┌─ Data to use

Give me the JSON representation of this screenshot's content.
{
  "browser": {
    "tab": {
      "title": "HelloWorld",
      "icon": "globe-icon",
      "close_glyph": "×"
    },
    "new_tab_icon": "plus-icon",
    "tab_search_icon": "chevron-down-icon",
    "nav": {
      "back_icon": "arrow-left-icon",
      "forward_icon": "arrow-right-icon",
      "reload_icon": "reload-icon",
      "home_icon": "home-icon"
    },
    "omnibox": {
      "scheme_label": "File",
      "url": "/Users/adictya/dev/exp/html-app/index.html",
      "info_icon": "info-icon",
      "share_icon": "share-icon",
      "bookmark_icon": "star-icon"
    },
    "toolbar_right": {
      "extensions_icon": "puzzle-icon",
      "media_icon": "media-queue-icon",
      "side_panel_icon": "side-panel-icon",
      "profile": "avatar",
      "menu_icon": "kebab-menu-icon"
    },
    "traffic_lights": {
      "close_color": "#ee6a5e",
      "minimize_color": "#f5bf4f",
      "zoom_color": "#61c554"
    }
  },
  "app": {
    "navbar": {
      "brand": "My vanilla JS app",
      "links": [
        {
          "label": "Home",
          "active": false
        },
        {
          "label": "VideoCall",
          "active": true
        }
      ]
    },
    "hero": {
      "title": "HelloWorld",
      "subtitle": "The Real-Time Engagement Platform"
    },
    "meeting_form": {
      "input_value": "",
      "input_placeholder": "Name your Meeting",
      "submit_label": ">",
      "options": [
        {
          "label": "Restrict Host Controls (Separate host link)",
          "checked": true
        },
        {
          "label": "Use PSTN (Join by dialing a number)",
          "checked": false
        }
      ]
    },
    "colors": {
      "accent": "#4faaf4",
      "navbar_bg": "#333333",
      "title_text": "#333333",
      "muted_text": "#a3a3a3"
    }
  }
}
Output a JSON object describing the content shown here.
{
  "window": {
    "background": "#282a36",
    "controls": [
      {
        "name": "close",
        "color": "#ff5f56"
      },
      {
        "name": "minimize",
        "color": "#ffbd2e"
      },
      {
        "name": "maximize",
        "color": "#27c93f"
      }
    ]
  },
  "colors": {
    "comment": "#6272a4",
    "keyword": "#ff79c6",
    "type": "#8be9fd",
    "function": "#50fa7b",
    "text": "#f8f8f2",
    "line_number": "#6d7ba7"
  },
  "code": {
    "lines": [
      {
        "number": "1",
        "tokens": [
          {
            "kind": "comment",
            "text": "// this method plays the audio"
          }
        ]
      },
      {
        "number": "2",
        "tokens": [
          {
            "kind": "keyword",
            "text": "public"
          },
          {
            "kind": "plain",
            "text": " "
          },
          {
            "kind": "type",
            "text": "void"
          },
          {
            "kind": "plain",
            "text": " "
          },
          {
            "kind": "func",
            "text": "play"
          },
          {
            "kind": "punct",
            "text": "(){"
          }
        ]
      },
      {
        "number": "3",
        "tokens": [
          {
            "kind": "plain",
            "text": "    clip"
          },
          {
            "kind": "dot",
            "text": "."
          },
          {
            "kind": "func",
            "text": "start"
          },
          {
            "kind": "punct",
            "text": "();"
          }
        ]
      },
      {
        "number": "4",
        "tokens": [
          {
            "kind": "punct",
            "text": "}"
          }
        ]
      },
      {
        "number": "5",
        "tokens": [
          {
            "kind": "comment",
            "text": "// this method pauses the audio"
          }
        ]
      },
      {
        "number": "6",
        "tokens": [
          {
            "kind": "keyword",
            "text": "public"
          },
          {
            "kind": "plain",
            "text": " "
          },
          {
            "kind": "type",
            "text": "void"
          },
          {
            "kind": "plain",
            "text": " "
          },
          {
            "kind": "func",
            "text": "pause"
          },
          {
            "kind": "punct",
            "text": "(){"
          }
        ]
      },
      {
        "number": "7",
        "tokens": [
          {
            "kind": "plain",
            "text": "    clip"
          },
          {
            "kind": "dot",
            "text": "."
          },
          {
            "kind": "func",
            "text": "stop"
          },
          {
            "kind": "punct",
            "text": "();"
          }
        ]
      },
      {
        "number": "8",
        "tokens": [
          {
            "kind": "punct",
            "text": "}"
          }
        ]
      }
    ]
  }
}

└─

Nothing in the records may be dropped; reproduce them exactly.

Give me the JSON representation of this screenshot's content.
{
  "browser": {
    "tab": {
      "title": "HelloWorld",
      "icon": "globe-icon",
      "close_glyph": "×"
    },
    "new_tab_icon": "plus-icon",
    "tab_search_icon": "chevron-down-icon",
    "nav": {
      "back_icon": "arrow-left-icon",
      "forward_icon": "arrow-right-icon",
      "reload_icon": "reload-icon",
      "home_icon": "home-icon"
    },
    "omnibox": {
      "scheme_label": "File",
      "url": "/Users/adictya/dev/exp/html-app/index.html",
      "info_icon": "info-icon",
      "share_icon": "share-icon",
      "bookmark_icon": "star-icon"
    },
    "toolbar_right": {
      "extensions_icon": "puzzle-icon",
      "media_icon": "media-queue-icon",
      "side_panel_icon": "side-panel-icon",
      "profile": "avatar",
      "menu_icon": "kebab-menu-icon"
    },
    "traffic_lights": {
      "close_color": "#ee6a5e",
      "minimize_color": "#f5bf4f",
      "zoom_color": "#61c554"
    }
  },
  "app": {
    "navbar": {
      "brand": "My vanilla JS app",
      "links": [
        {
          "label": "Home",
          "active": false
        },
        {
          "label": "VideoCall",
          "active": true
        }
      ]
    },
    "hero": {
      "title": "HelloWorld",
      "subtitle": "The Real-Time Engagement Platform"
    },
    "meeting_form": {
      "input_value": "",
      "input_placeholder": "Name your Meeting",
      "submit_label": ">",
      "options": [
        {
          "label": "Restrict Host Controls (Separate host link)",
          "checked": true
        },
        {
          "label": "Use PSTN (Join by dialing a number)",
          "checked": false
        }
      ]
    },
    "colors": {
      "accent": "#4faaf4",
      "navbar_bg": "#333333",
      "title_text": "#333333",
      "muted_text": "#a3a3a3"
    }
  }
}
Output a JSON object describing the content shown here.
{
  "window": {
    "background": "#282a36",
    "controls": [
      {
        "name": "close",
        "color": "#ff5f56"
      },
      {
        "name": "minimize",
        "color": "#ffbd2e"
      },
      {
        "name": "maximize",
        "color": "#27c93f"
      }
    ]
  },
  "colors": {
    "comment": "#6272a4",
    "keyword": "#ff79c6",
    "type": "#8be9fd",
    "function": "#50fa7b",
    "text": "#f8f8f2",
    "line_number": "#6d7ba7"
  },
  "code": {
    "lines": [
      {
        "number": "1",
        "tokens": [
          {
            "kind": "comment",
            "text": "// this method plays the audio"
          }
        ]
      },
      {
        "number": "2",
        "tokens": [
          {
            "kind": "keyword",
            "text": "public"
          },
          {
            "kind": "plain",
            "text": " "
          },
          {
            "kind": "type",
            "text": "void"
          },
          {
            "kind": "plain",
            "text": " "
          },
          {
            "kind": "func",
            "text": "play"
          },
          {
            "kind": "punct",
            "text": "(){"
          }
        ]
      },
      {
        "number": "3",
        "tokens": [
          {
            "kind": "plain",
            "text": "    clip"
          },
          {
            "kind": "dot",
            "text": "."
          },
          {
            "kind": "func",
            "text": "start"
          },
          {
            "kind": "punct",
            "text": "();"
          }
        ]
      },
      {
        "number": "4",
        "tokens": [
          {
            "kind": "punct",
            "text": "}"
          }
        ]
      },
      {
        "number": "5",
        "tokens": [
          {
            "kind": "comment",
            "text": "// this method pauses the audio"
          }
        ]
      },
      {
        "number": "6",
        "tokens": [
          {
            "kind": "keyword",
            "text": "public"
          },
          {
            "kind": "plain",
            "text": " "
          },
          {
            "kind": "type",
            "text": "void"
          },
          {
            "kind": "plain",
            "text": " "
          },
          {
            "kind": "func",
            "text": "pause"
          },
          {
            "kind": "punct",
            "text": "(){"
          }
        ]
      },
      {
        "number": "7",
        "tokens": [
          {
            "kind": "plain",
            "text": "    clip"
          },
          {
            "kind": "dot",
            "text": "."
          },
          {
            "kind": "func",
            "text": "stop"
          },
          {
            "kind": "punct",
            "text": "();"
          }
        ]
      },
      {
        "number": "8",
        "tokens": [
          {
            "kind": "punct",
            "text": "}"
          }
        ]
      }
    ]
  }
}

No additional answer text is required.